Learning to cope with the anxiety our brain creates and how we can take back control is the subject of the this podcast. Bambi suffered from panic disorder and debilitating anxiety and learned how to control the panic before it escalated to a full blown attack. She is now a brain coach and helps people learn how to control their brain and anxiety.
As this story shows a lot of how things play out it life may depend on your heart. And your actions. And on the way you treat and respect others.
Listen to Michelle's story for proof of just that. I love a story with a happy ending. And I am so excited to share this uplifting story as the start to our second season of storytelling!

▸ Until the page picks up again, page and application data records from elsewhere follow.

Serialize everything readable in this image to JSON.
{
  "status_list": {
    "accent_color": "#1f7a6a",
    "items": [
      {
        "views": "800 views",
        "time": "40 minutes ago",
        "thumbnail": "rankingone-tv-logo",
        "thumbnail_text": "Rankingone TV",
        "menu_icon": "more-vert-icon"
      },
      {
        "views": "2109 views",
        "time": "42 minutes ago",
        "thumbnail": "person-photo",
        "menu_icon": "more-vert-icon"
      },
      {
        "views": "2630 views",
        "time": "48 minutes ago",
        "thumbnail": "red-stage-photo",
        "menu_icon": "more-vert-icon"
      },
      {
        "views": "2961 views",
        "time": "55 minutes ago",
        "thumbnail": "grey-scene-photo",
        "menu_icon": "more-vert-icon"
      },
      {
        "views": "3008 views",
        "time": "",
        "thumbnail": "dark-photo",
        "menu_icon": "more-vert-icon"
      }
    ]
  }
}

Nora's story is heart breaking and powerful. She suffered a huge loss as a teen and spiraled into darkness that wouldn't lift. It lead her to rock bottom. More than once. She hid her feelings and pretended she was fine for many years. She learned the hard way how hiding and stuffing sadness down doesn't work for her and what she needed to do to change the course of her life. She learned to live. It was a long hard road.

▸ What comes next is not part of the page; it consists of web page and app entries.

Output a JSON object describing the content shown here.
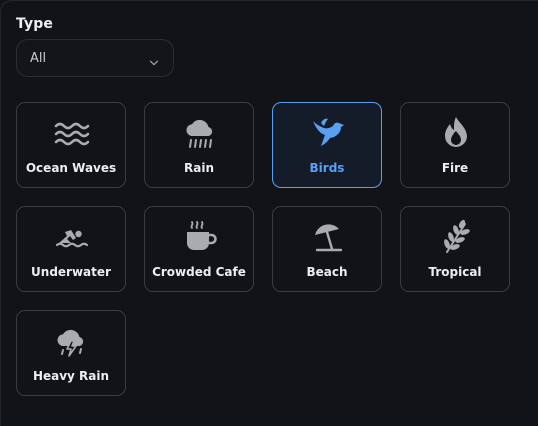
{
  "filter": {
    "label": "Type",
    "selected_value": "All"
  },
  "accent_color": "#5aa0f2",
  "sounds": [
    {
      "label": "Ocean Waves",
      "icon": "waves-icon"
    },
    {
      "label": "Rain",
      "icon": "rain-cloud-icon"
    },
    {
      "label": "Birds",
      "icon": "bird-icon",
      "selected": true
    },
    {
      "label": "Fire",
      "icon": "fire-icon"
    },
    {
      "label": "Underwater",
      "icon": "swimmer-icon"
    },
    {
      "label": "Crowded Cafe",
      "icon": "coffee-cup-icon"
    },
    {
      "label": "Beach",
      "icon": "beach-umbrella-icon"
    },
    {
      "label": "Tropical",
      "icon": "leaf-icon"
    },
    {
      "label": "Heavy Rain",
      "icon": "thunderstorm-icon"
    }
  ]
}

Kathy is just like you and me. Someone you might see in the line at the grocery store or meet in your networking group. She is married and has two kids and a runs a successful business. That's the stuff we all know about each other. The things that we share with people. What we let people see of us. Then there are the things that we don't share. Kathy decided that she wanted to get brave and share her story about dealing with depression and anxiety. She has dealt with both of those things her whole life.
One of the things that can strike at anytime is disease or illness. It can sneak up when you think everything is just fine. I am guilty of being afraid of this for my daughter for sure. So what happens when your child gets diagnosed with an illness that currently isn't curable? How do you deal with that pain, and then learn to cope with it every single day? That is Maura's story.

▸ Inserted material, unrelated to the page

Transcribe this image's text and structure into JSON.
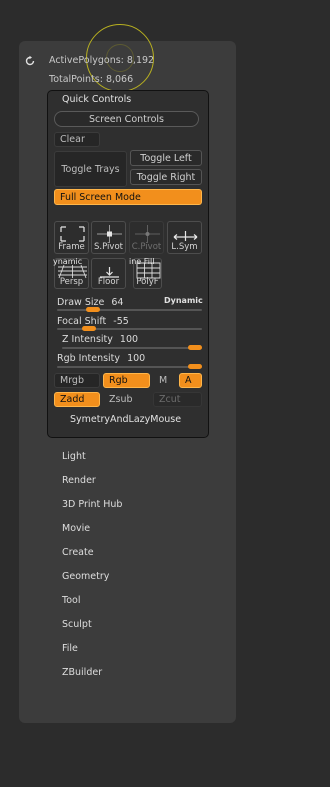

When I first heard Elizabeth's story my mouth hung open. Then I immediately teared up and cried as she kept talking. I remembered all the times I didn't stand up for myself. The times I can look back on when I knew I wanted to say something, but just didn't for all the reasons that we don't. And the ways that not speaking up didn't serve me or totally changed me.
Part of my goal for The Gardenia Project is to not only help women feel empowered by sharing their stories, but to shine a light on the realities of our lives that we are often too afraid or embarrassed to talk about publicly. I want to change the dialog. I think that by sharing our stories (however dark they may seem to us) they will loose their power over us. Things that are hidden remain big and scary. Things that are shared remind us of the ways we can connect to each other, that we are not alone.
I am always amazed by people who are so positive even after having really awful experiences. It would be so easy to take something that was so bad, for so long, and really let it turn you into a negative person. Always expecting the worst from life and people. Anna has clearly decided that will never be the case for her.
This morning I am supposed to be finishing up a presentation for my networking group. A group of people that I have known for over a year now. They aren't my closest friends, but a wonderful group of people that I know pretty well. And they all know me. They are kind and open, and I have presented my photography to them in the past several times. I realize I am terrified to present my new project to them. The one that I am so excited to be creating.